Smith Fellows
Smith Fellow


The future of restoration depends on the development of methods that are adaptive to a changing climate. For plants, best practices recognize that the choice of source populations for restoration can greatly affect restoration success. However, restoration practice suffers from a lack of evidence-based methods for sourcing seeds with the genetic resources to adapt to rapid environmental change. Seeds sourced from the same site over multiple years may provide genetic variation and population buffering akin to that of soil seed banks, which are critical to the resilience of annual plant communities. Using seed collections made over 17 sites and 4 years, I will test the efficacy of sourcing methods through time and across space to introduce climate-resilient genomic diversity into restoration populations. This investigation will be conducted with Lasthenia conjugens and L. burkei, two endangered asters that are endemic to California vernal pool wetlands, a highly threatened habitat that was once widespread throughout western North America. Vernal pools exhibit high, and increasing, year-to-year variation due to fluctuating precipitation patterns and represent a habitat in which seed banks may be particularly critical to the evolutionary potential and long-term success of restored populations. I will combine transplant experiments under different hydrologic conditions in the field and greenhouse with next generation sequencing to characterize the distribution of both neutral and adaptive genomic variation among populations and across generations. This project will provide concrete recommendations for conserving rare and specialized plant taxa while serving as a case study for restoration sourcing methodologies.

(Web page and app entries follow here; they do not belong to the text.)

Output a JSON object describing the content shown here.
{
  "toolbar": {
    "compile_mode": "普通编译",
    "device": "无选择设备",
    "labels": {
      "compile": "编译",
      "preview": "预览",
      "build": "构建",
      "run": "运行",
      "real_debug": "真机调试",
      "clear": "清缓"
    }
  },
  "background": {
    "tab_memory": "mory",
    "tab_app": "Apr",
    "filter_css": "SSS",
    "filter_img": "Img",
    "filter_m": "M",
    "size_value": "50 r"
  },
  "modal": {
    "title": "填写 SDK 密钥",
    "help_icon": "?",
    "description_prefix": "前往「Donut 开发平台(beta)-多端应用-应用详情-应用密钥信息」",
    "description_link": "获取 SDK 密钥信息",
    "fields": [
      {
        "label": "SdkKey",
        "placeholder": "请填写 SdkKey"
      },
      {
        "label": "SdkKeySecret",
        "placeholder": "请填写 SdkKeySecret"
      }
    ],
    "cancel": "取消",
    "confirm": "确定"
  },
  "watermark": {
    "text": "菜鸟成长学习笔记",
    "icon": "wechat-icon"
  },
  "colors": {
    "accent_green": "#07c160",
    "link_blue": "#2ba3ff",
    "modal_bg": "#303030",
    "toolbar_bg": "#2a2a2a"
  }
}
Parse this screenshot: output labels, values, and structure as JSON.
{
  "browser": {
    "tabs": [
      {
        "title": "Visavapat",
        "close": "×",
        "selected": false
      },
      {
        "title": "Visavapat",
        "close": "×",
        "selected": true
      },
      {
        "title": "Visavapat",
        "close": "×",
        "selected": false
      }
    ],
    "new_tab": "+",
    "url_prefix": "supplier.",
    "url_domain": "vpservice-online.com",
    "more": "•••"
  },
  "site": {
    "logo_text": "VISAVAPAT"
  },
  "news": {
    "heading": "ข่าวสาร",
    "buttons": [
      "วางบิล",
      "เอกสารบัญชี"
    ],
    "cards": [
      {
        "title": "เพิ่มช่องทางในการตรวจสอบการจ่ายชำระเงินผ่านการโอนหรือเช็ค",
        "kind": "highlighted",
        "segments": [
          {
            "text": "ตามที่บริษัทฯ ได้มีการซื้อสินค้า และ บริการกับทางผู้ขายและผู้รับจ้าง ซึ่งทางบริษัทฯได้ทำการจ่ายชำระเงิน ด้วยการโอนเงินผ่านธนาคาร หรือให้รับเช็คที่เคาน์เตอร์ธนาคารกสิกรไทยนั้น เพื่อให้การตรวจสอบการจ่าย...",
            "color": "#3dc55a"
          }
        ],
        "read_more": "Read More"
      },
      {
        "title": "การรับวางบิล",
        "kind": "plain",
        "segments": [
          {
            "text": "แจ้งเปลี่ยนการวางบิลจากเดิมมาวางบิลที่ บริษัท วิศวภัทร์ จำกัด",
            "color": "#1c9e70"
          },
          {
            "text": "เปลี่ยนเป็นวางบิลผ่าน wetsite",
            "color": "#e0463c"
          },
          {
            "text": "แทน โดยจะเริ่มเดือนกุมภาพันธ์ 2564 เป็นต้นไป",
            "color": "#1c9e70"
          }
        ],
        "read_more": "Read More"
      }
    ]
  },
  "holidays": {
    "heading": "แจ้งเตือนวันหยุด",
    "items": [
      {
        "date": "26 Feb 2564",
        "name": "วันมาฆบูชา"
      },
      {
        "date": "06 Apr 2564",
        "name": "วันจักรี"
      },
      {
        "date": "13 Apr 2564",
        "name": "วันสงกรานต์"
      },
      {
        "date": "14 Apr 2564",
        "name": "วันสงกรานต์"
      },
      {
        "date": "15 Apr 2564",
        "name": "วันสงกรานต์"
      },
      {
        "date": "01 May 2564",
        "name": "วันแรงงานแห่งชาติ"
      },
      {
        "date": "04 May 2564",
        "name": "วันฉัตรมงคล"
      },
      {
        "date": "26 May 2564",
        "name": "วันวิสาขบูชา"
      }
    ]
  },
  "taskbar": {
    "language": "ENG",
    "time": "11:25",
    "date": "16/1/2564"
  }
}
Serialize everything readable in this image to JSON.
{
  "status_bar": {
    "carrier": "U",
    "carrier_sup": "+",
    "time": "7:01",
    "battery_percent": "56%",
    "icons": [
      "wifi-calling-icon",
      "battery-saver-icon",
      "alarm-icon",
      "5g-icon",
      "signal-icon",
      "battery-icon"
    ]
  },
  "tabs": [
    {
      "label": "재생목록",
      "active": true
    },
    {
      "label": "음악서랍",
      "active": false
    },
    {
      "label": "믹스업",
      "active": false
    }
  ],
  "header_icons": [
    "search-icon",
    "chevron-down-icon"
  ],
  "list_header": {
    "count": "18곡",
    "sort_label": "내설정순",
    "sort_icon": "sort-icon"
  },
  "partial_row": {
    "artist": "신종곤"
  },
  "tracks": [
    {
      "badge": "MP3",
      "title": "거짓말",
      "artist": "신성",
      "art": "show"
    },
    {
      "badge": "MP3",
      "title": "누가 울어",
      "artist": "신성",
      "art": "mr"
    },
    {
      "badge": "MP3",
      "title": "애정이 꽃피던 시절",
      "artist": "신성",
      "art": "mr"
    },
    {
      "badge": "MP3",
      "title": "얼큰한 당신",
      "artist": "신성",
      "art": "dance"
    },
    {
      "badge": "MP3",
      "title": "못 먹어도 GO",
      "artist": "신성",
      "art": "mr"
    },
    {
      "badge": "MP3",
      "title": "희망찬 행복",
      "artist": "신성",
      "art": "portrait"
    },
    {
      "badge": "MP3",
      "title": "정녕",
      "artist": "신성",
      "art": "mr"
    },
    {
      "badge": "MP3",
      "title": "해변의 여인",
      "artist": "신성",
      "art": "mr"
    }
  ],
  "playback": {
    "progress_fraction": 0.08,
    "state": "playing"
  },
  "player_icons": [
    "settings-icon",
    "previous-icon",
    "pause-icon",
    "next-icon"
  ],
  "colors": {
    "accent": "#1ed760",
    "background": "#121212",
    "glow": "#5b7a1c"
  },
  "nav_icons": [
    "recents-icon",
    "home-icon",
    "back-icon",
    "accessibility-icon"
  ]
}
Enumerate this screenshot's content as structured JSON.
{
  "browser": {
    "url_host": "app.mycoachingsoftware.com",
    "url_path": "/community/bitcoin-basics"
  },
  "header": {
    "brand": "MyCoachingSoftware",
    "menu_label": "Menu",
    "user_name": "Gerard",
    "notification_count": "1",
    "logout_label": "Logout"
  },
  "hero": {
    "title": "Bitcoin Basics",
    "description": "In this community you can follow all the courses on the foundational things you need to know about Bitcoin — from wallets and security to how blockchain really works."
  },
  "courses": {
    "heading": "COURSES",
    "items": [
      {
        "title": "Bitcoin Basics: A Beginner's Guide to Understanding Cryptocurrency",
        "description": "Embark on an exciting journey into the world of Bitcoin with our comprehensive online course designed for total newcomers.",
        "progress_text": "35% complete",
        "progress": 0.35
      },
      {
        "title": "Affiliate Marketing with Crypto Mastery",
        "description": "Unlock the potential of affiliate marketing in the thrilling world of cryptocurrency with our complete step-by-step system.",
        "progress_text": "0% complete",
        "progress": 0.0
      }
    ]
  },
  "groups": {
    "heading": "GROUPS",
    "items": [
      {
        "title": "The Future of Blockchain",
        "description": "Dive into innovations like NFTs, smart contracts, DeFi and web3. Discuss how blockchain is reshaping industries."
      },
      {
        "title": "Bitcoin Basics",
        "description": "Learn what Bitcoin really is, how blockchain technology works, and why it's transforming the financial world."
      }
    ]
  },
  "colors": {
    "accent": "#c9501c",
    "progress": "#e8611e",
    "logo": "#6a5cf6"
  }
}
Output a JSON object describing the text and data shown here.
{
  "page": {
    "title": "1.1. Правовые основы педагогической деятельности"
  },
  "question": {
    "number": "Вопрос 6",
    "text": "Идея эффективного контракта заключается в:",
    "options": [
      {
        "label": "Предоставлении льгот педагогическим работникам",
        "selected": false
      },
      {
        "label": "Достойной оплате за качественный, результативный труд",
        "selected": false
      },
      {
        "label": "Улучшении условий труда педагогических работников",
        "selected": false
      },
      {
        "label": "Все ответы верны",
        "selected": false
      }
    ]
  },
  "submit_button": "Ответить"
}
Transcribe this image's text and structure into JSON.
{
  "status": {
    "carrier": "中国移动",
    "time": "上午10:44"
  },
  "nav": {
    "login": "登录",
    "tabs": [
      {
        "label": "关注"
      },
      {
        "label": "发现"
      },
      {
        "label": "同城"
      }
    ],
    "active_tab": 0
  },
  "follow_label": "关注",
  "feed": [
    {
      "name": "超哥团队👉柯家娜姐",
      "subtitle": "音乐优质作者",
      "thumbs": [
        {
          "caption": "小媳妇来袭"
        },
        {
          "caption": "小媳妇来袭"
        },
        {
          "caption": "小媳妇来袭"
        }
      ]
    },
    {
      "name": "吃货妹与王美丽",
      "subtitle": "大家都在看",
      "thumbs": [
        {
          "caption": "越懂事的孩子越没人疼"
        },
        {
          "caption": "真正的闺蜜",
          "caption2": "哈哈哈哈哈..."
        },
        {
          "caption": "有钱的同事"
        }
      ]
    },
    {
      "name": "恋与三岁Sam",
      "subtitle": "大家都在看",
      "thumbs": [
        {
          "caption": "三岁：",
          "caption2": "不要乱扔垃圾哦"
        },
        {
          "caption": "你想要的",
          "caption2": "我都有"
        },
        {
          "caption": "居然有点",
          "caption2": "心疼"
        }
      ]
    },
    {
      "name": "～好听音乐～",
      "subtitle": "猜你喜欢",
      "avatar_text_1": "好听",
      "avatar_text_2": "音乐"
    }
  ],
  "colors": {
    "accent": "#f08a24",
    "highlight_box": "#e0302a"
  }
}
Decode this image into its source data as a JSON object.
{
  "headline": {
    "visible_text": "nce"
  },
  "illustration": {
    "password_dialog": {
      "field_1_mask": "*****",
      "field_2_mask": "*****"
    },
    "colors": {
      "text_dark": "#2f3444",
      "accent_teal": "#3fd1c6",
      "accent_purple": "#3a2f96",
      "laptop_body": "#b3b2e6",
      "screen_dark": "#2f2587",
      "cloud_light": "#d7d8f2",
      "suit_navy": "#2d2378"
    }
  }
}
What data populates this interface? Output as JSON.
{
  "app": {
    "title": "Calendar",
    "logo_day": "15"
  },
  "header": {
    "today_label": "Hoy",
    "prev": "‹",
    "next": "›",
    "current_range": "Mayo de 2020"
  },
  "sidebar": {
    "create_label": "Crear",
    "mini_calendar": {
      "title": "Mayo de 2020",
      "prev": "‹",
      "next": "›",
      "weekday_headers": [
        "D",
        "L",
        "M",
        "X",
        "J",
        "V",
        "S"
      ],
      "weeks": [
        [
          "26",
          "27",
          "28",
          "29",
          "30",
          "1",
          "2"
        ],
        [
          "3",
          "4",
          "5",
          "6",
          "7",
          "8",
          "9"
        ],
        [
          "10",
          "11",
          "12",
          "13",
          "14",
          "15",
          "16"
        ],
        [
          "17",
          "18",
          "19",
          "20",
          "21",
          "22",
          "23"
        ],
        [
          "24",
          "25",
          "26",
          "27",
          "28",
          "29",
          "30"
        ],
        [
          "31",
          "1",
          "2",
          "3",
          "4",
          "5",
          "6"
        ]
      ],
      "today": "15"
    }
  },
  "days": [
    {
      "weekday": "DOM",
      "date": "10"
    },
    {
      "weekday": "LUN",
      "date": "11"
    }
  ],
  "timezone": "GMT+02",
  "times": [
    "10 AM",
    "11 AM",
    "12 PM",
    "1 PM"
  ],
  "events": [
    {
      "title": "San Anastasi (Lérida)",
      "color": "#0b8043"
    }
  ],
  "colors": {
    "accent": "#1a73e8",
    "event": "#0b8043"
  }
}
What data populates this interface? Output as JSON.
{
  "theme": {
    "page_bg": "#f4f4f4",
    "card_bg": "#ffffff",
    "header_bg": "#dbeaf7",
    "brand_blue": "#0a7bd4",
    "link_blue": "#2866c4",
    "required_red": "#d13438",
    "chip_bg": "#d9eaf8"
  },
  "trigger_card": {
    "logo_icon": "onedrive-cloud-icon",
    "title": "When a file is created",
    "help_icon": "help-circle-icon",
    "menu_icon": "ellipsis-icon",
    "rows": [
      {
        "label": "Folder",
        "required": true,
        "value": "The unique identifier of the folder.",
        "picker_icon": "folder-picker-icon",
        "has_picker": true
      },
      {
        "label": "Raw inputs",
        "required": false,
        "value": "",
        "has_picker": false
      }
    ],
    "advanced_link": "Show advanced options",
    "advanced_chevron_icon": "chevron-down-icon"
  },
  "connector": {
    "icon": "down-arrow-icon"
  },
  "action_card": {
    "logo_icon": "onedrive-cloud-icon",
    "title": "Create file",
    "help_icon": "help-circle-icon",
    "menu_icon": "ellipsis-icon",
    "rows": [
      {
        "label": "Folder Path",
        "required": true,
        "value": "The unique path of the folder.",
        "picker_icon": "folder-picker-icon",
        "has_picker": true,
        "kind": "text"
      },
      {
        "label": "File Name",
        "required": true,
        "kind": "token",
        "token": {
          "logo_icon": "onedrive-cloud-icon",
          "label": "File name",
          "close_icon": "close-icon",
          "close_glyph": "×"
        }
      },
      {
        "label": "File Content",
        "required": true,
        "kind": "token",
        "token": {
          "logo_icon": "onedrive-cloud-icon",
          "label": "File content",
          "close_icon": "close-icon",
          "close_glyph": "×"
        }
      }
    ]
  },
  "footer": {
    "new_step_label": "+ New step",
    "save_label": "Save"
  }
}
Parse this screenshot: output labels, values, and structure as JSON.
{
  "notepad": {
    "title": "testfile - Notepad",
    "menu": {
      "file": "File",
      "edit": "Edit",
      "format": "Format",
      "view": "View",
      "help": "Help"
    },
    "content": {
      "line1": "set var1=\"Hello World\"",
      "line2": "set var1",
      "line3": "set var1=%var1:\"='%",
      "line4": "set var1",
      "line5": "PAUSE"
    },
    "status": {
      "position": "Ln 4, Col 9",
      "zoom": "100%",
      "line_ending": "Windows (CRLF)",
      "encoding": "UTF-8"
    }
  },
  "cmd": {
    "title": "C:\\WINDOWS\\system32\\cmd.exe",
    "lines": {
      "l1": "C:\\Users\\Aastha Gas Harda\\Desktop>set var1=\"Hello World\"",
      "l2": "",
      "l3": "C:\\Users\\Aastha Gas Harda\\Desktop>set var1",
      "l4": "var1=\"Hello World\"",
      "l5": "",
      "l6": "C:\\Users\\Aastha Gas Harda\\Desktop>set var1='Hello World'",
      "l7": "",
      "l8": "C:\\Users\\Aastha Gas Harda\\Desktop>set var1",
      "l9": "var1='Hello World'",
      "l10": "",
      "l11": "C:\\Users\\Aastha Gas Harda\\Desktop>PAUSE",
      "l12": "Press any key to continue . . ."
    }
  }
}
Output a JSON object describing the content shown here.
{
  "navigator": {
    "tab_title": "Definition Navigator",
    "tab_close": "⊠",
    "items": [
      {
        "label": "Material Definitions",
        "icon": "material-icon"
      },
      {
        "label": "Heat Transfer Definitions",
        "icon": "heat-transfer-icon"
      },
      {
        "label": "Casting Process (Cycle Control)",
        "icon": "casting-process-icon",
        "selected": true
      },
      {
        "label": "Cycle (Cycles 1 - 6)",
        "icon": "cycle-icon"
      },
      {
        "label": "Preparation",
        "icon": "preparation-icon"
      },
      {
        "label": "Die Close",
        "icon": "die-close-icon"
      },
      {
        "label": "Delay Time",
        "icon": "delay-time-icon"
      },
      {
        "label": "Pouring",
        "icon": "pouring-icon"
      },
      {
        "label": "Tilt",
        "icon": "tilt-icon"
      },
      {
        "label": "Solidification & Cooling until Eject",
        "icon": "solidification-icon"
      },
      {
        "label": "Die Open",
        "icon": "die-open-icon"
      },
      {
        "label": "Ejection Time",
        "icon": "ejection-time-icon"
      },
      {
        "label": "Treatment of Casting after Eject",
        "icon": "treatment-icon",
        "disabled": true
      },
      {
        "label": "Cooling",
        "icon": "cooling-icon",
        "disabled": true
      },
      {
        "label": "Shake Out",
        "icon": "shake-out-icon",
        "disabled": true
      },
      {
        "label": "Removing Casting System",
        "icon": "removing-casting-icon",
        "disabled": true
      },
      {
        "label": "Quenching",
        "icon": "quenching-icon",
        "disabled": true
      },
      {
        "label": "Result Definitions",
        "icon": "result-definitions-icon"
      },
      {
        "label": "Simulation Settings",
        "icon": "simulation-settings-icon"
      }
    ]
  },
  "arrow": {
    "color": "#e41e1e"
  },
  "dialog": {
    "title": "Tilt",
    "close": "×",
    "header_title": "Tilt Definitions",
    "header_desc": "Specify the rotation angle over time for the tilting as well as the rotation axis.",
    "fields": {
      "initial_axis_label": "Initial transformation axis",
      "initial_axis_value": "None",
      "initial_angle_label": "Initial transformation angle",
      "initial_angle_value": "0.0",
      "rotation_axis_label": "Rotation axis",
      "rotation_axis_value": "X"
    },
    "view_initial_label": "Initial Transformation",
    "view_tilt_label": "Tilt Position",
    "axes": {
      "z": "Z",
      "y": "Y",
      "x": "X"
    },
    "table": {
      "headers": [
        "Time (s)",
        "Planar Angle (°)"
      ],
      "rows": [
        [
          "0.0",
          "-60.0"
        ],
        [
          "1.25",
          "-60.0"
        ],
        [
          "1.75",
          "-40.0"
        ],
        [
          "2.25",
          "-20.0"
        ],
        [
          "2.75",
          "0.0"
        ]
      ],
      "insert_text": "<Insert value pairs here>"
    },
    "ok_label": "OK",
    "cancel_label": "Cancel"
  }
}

In collaboration with restoration practitioners, I will build a “Seed Sourcing Network” to develop and implement evolutionary tools for restoration and to disseminate research results and recommendations.